      My point is that the “simple resource prioritization” could be addressed if they wanted to; they simply choose not to. Yet all the while they pay lip service to the Mac as if it’s not the neglected platform it is.

  6. Xairbusdriver

    Adobe never made Elements 5 for the Mac. 6 came out early last year. Elements 7 has been available for Windows for quite some time. From what I hear, from programmers who know about them, Apple simply buries MS with super development tools. But most developers simply can’t give up the Windows market share just because it’s easier and nicer to develop for the Mac. Like most of us, they have to put meat on the table…

    • Xairbusdriver,

      In Adobe’s case, I think the native tools don’t matter much because I’m pretty sure they’re using their own cross-platform stuff.

      Adobe may be the worst offender of those that I complain about. When you think about it, Mac users have been pretty much uninvited to every launch party Adobe has ever thrown.

    • Apple makes very nice development tools, but they hardly bury MS in that area. Visual Studio is fantastic and very well supported. The programmers you hear from sound like fanboys.

  7. If it costs more than 4% more to develop a Mac version alongside the Windows version I can understand why most companies don’t bother. I’m sure the typical number is much more like 20%.

    • Brad,

      I’m not talking about companies who choose not to offer software for the Mac (i.e., those who “don’t bother”). I’m talking about those that DO develop for both platforms. In that case, the decision is already made, so I think they could put forth a better effort.

  8. Blizzard is another good example of a developer who releases for both Windows and Mac at the same time. For World of Warcraft, it makes sense to avoid segmenting the users on different servers (Ala EQ Mac vs EQ Windows). Even prior to WoW, games like Warcraft III and Diablo 2 shipped with hybrid discs.

    Developers are just being lazy, and in the end it means they are leaving money on the table.

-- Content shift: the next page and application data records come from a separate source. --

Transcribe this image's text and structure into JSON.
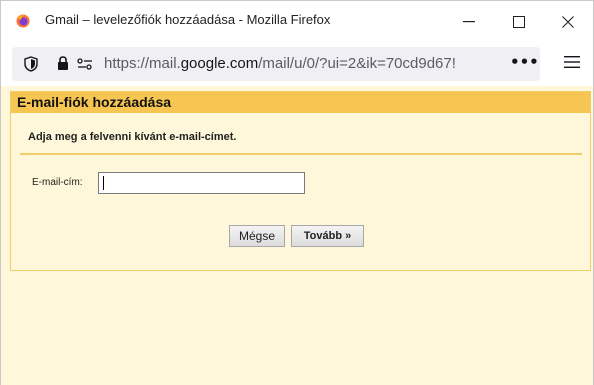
{
  "window": {
    "title": "Gmail – levelezőfiók hozzáadása - Mozilla Firefox",
    "min_glyph": "—",
    "max_glyph": "☐",
    "close_glyph": "✕"
  },
  "urlbar": {
    "url_prefix": "https://mail.",
    "url_host": "google.com",
    "url_path": "/mail/u/0/?ui=2&ik=70cd9d67!",
    "more_glyph": "•••"
  },
  "dialog": {
    "title": "E-mail-fiók hozzáadása",
    "instruction": "Adja meg a felvenni kívánt e-mail-címet.",
    "email_label": "E-mail-cím:",
    "email_value": "",
    "cancel_label": "Mégse",
    "next_label": "Tovább »"
  },
  "colors": {
    "header": "#f7c652",
    "panel_bg": "#fff7d9",
    "panel_border": "#f1cd6a"
  }
}
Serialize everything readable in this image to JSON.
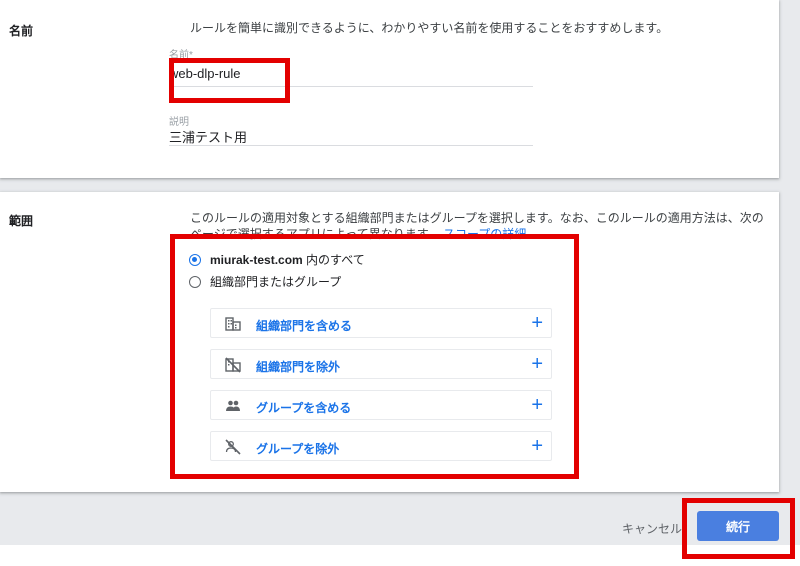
{
  "name_section": {
    "label": "名前",
    "description": "ルールを簡単に識別できるように、わかりやすい名前を使用することをおすすめします。",
    "name_field": {
      "label": "名前*",
      "value": "web-dlp-rule"
    },
    "desc_field": {
      "label": "説明",
      "value": "三浦テスト用"
    }
  },
  "scope_section": {
    "label": "範囲",
    "description_line1": "このルールの適用対象とする組織部門またはグループを選択します。なお、このルールの適用方法は、次の",
    "description_line2": "ページで選択するアプリによって異なります。",
    "link": "スコープの詳細",
    "radio_all_domain": "miurak-test.com",
    "radio_all_suffix": " 内のすべて",
    "radio_ou_group": "組織部門またはグループ",
    "rows": [
      {
        "label": "組織部門を含める",
        "icon": "building-icon"
      },
      {
        "label": "組織部門を除外",
        "icon": "building-off-icon"
      },
      {
        "label": "グループを含める",
        "icon": "group-icon"
      },
      {
        "label": "グループを除外",
        "icon": "group-off-icon"
      }
    ]
  },
  "footer": {
    "cancel_label": "キャンセル",
    "continue_label": "続行"
  },
  "colors": {
    "accent": "#1a73e8",
    "primary_button": "#4a7fe0",
    "highlight": "#e30000"
  }
}
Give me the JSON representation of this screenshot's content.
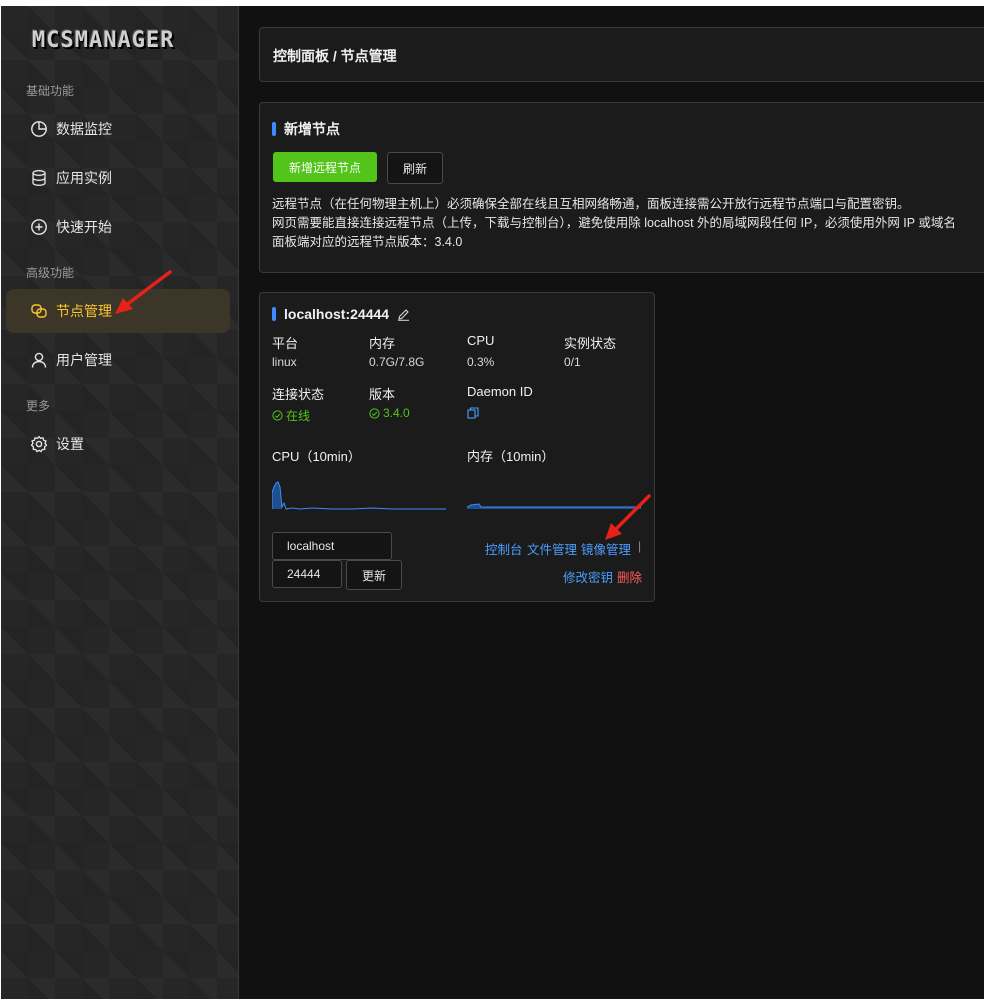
{
  "sidebar": {
    "logo": "MCSMANAGER",
    "sections": [
      "基础功能",
      "高级功能",
      "更多"
    ],
    "items": [
      {
        "label": "数据监控",
        "icon": "pie-chart-icon"
      },
      {
        "label": "应用实例",
        "icon": "database-icon"
      },
      {
        "label": "快速开始",
        "icon": "plus-circle-icon"
      },
      {
        "label": "节点管理",
        "icon": "nodes-icon",
        "active": true
      },
      {
        "label": "用户管理",
        "icon": "user-icon"
      },
      {
        "label": "设置",
        "icon": "gear-icon"
      }
    ]
  },
  "breadcrumb": "控制面板 / 节点管理",
  "add_node": {
    "title": "新增节点",
    "add_button": "新增远程节点",
    "refresh_button": "刷新",
    "desc1": "远程节点（在任何物理主机上）必须确保全部在线且互相网络畅通，面板连接需公开放行远程节点端口与配置密钥。",
    "desc2": "网页需要能直接连接远程节点（上传，下载与控制台），避免使用除 localhost 外的局域网段任何 IP，必须使用外网 IP 或域名",
    "desc3": "面板端对应的远程节点版本：3.4.0"
  },
  "node": {
    "title": "localhost:24444",
    "platform_label": "平台",
    "platform_value": "linux",
    "memory_label": "内存",
    "memory_value": "0.7G/7.8G",
    "cpu_label": "CPU",
    "cpu_value": "0.3%",
    "instance_label": "实例状态",
    "instance_value": "0/1",
    "conn_label": "连接状态",
    "conn_value": "在线",
    "version_label": "版本",
    "version_value": "3.4.0",
    "daemon_label": "Daemon ID",
    "cpu_chart_label": "CPU（10min）",
    "mem_chart_label": "内存（10min）",
    "host_value": "localhost",
    "port_value": "24444",
    "update_button": "更新",
    "link_console": "控制台",
    "link_files": "文件管理",
    "link_images": "镜像管理",
    "separator": "|",
    "link_change_key": "修改密钥",
    "link_delete": "删除"
  },
  "colors": {
    "accent_yellow": "#ffc431",
    "accent_blue": "#3c8cff",
    "green": "#52c41a",
    "red": "#ff5b5b",
    "annotation_arrow": "#e8201a"
  }
}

Market share is a tricky number, since it often times also includes the tons of PCs bought for businesses. If your in the entertainment industry especially, your potential Mac market is a lot larger then just 4%. I’d be real curious to know how many WoW players are on a Mac, clearly it’s enough that Blizzard sees fit to continue to support the platform, and even add unique features like in game video recording.